#### [Material to process]

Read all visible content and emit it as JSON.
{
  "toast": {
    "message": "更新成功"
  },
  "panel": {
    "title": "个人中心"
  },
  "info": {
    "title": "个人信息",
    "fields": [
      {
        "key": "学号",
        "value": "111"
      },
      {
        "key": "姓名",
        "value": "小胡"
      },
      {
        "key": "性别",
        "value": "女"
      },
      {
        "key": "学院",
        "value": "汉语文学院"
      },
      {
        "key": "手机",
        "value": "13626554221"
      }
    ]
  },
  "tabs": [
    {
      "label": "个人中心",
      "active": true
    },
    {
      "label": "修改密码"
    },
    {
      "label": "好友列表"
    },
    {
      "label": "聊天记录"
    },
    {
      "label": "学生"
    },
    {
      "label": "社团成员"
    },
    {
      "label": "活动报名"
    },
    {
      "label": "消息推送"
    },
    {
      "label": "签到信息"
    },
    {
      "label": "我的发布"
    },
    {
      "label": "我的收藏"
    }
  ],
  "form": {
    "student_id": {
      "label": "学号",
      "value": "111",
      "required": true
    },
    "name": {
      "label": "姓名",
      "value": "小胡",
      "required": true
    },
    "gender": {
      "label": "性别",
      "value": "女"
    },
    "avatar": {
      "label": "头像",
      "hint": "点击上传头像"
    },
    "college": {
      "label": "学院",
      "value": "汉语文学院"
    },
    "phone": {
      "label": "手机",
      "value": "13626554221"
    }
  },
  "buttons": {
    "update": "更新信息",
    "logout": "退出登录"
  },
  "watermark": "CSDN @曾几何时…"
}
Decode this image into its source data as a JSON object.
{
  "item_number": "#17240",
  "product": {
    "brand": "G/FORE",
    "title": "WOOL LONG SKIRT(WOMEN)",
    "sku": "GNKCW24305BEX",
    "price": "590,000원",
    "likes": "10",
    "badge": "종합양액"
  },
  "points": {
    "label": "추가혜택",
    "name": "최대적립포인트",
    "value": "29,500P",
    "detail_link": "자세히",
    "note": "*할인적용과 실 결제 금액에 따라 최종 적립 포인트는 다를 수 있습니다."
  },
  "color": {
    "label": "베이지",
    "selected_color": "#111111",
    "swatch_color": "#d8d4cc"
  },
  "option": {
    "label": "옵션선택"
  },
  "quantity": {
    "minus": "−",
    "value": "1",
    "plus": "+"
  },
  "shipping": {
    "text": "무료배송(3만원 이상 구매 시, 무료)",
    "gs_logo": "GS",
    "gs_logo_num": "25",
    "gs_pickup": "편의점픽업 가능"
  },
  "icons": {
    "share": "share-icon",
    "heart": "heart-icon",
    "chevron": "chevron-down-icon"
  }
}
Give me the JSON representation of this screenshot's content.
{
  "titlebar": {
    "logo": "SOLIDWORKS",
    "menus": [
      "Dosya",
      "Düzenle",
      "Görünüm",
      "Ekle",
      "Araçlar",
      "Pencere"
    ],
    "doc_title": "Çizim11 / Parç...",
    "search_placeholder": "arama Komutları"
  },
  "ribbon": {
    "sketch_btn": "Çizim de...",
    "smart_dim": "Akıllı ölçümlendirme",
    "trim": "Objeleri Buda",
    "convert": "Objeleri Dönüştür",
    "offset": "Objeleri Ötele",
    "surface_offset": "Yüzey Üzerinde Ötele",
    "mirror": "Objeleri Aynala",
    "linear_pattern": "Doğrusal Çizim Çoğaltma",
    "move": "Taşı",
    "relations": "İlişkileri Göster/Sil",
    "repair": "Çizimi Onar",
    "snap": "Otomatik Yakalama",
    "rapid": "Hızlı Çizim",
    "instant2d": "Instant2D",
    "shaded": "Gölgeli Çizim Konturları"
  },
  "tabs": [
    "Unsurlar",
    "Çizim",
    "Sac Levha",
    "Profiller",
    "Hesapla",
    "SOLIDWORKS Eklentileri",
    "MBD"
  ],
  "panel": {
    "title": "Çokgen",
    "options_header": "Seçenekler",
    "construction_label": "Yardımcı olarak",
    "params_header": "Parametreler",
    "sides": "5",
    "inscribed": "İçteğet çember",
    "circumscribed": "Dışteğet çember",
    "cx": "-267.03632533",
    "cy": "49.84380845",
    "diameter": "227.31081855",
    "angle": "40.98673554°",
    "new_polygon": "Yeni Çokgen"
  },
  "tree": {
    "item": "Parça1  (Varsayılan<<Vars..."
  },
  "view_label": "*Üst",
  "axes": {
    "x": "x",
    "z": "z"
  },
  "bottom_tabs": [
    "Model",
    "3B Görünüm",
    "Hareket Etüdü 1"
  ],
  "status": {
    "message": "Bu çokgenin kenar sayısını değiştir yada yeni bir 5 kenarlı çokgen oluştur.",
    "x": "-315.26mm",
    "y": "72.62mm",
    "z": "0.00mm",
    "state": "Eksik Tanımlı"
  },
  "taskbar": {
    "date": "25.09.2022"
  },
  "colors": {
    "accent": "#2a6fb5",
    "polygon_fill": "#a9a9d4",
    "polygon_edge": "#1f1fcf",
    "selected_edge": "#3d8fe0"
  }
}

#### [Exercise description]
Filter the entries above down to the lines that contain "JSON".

#### [Answer to this problem]
Read all visible content and emit it as JSON.
Decode this image into its source data as a JSON object.
Give me the JSON representation of this screenshot's content.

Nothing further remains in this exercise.